Islington Council has withdrawn the site’s certificate of lawfulness to open the distribution centre next to Yerbury school, accusing Ocado’s landlords, Telereal, of providing “false and misleading evidence” and “withholding material information” to secure the licence.
It marks a significant victory for local campaign group “NOcado”, who challenged the planning application in April claiming there were “serious failings and irregularities” in the landlord’s application.
It is a blow to Ocado who has already committed to building 20 depots in the UK and has plans to build a further eight as part of its joint venture with M&A.
A number of retailers have trialled express deliveries but they still rely heavily on out-of-town warehouses to fulfil the orders.
Ocado said it was “disappointed” by the council’s decision and was considering “all options iwth the landlords”.
The Islington site had been designed to help deliver more groceries in London, and plans included a diesel tank and three pumps to refill Ocado vans.

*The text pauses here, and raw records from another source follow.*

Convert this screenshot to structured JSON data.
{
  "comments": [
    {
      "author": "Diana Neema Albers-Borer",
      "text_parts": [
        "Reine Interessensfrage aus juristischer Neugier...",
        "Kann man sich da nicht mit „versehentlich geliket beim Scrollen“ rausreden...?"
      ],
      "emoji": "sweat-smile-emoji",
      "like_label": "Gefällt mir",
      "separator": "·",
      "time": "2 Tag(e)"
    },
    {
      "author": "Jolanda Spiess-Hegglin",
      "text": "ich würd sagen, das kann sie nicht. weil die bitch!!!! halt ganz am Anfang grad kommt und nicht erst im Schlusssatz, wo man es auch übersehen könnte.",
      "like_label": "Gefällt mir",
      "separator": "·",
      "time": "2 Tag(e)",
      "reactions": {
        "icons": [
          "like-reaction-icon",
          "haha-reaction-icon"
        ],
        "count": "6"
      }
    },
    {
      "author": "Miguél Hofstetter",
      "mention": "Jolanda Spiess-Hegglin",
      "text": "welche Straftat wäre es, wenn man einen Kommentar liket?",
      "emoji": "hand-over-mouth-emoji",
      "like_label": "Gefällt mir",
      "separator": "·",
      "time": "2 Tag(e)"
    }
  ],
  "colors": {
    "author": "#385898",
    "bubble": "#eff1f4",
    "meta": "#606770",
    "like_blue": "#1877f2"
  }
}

In January the firm said it could replace the vans with electric cars in a bid to appease protestors.
A spokesperson for Ocado said: “Our plans ensure it will be one of the greenest and quietest grocery facilities in the UK but we will continue to listen and respond to any concerns.”
Labour councillors said they were “delighted” with the “decision to revoke the certification of lawfulness” in a statement on Twitter.
“Our schools should be free from toxic air pollution and this is an important step in the campaign to stop polluting vehicles outside Islington’s schools.”
Natasha Cox, a NOcado campaigner and Yerbury school parent said: “With the surge in online shopping and deliveries, there needs to be much more scrutiny around where these distribution centres are built.”
“The current planning categorisation of ‘storage and distribution’ is not fit for purpose given new expectations for delivery services and the intensification of these 24/7 sites. Today marks a milestone in not putting the building of distribution centres ahead of community health.”
Telereal did not respond to a request for comment.